## defaults
source="./text-collection"
mode="cat"
while getopts ":s:m:" opt; do
case $opt in
s) source="$OPTARG"
;;
m) mode="$OPTARG"
;;
\?) echo "Invalid option -$OPTARG" >&2
;;
esac
done
catFiles(){
echo -n $(eval "ls ${source}/*.txt | xargs cat")
}
# mode: 'cat'
# in cat mode just concat the source files and spit out the result
# to the standard output
if [ $mode = "cat" ]; then
catFiles
echo ""
fi
# mode: 'wc'
# in wc mode give a word count
if [ $mode = "wc" ]; then
catFiles | wc -w
fi

So then this script seems to work as expected then when I just give it a source folder without any additional options it will just concatenate the files into one big body of text. However if I do set the mode to wc then it will give a grand total word count of that large body if text thanks to the Linux wc command.

The Linux wc command is a useful command for a wide range of reasons, as the name suggests it can be used to get a word count for a body of text. However it also has a number of other useful options that can be used to get a line count, or the size of the text in terms of bytes. However getting into the depth of the Linux wc command would be off topic.

4 - Conclusion

That is it for named parameters in bash shell scripts, when it comes to additional resources on bash the best option if of course the manual page on bash. The manual is very long, and does not include a lot of examples, which warrants a need for posts like this.

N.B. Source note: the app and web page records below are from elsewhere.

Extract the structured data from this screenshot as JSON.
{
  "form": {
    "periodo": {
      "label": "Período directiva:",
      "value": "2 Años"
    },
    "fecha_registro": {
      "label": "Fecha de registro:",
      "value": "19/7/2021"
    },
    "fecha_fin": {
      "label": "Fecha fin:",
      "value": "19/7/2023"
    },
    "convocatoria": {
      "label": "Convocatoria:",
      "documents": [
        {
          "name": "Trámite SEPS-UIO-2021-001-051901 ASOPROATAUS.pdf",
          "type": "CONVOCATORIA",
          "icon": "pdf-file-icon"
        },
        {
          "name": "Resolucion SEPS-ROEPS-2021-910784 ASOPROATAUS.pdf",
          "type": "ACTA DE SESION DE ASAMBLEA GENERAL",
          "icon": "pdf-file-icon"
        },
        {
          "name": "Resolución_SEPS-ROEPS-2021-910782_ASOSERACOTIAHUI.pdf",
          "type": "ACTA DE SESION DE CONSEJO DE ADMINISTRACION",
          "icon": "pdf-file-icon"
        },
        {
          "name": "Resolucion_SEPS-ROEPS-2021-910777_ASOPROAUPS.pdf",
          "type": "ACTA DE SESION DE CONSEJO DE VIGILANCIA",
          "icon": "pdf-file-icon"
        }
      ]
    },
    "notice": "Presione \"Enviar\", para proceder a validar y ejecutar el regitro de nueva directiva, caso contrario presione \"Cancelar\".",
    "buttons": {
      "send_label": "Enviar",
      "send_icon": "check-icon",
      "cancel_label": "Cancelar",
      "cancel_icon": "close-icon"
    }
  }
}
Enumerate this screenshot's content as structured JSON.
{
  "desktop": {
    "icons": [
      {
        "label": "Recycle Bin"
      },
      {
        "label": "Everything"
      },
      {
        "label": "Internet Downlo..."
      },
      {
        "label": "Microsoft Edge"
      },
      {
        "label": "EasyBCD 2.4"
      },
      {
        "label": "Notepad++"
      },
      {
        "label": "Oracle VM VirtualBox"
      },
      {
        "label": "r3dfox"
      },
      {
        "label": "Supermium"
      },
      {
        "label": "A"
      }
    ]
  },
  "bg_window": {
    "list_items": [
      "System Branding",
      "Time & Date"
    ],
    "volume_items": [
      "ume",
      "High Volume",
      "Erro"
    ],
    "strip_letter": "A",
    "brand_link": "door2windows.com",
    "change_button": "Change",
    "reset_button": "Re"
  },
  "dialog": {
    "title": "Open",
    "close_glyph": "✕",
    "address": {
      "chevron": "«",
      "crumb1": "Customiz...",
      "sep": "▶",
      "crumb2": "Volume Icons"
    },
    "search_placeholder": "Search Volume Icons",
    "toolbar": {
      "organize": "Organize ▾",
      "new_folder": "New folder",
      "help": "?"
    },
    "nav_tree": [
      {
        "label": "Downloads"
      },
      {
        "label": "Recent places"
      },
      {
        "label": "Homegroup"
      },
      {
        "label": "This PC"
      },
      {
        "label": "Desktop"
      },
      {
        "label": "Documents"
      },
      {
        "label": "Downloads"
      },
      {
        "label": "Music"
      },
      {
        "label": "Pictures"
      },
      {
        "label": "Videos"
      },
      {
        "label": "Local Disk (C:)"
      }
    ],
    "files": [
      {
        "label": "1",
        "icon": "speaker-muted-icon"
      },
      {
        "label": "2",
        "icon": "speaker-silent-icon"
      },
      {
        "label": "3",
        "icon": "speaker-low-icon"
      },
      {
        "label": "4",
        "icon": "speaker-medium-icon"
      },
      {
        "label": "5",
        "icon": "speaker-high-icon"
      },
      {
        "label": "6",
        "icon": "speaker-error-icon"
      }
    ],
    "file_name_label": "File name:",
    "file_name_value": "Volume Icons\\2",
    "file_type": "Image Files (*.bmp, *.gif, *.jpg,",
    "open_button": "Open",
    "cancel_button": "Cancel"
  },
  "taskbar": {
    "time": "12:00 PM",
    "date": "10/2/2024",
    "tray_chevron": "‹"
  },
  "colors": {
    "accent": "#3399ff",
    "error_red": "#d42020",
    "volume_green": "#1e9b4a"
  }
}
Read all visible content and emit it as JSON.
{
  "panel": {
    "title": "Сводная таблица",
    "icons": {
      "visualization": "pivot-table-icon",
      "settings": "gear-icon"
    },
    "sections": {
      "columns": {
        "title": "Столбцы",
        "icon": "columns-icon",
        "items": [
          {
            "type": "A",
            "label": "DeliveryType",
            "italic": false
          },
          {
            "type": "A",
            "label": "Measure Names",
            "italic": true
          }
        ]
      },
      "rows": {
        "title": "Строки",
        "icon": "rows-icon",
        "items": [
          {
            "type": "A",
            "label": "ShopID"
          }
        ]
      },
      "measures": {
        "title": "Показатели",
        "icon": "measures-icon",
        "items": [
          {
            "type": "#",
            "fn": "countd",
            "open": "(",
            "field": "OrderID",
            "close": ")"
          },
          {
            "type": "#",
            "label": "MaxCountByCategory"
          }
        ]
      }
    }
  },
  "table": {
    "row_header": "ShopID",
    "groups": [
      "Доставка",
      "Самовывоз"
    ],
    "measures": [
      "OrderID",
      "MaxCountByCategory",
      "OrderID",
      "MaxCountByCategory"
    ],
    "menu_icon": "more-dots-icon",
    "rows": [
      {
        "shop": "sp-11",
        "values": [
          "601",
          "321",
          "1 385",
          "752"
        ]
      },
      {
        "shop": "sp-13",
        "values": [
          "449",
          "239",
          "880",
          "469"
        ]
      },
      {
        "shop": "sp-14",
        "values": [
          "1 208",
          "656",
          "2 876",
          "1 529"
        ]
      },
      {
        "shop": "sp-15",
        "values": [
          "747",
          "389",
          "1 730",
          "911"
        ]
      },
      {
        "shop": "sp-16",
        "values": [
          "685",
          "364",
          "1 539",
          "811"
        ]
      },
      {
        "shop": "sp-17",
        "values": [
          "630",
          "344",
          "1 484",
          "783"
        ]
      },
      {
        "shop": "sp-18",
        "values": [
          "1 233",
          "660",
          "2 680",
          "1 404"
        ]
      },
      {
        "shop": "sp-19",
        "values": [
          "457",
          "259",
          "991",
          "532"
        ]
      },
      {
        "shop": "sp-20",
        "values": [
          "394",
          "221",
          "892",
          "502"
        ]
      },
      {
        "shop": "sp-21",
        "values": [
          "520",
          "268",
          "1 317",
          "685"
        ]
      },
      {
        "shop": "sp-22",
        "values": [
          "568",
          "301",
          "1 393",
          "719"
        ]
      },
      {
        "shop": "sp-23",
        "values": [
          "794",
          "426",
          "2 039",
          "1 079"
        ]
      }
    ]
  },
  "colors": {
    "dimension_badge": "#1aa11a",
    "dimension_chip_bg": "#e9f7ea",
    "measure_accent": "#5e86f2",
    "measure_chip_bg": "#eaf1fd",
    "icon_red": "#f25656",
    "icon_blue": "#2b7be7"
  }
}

Still the man page will cover the topic of named parameters with the getopts built in bash command, and a whole lot more in great detail.

When it comes to my content here there is my main post on bash scripts, but there is also my post on parameters in general in bash that might be worth checking out.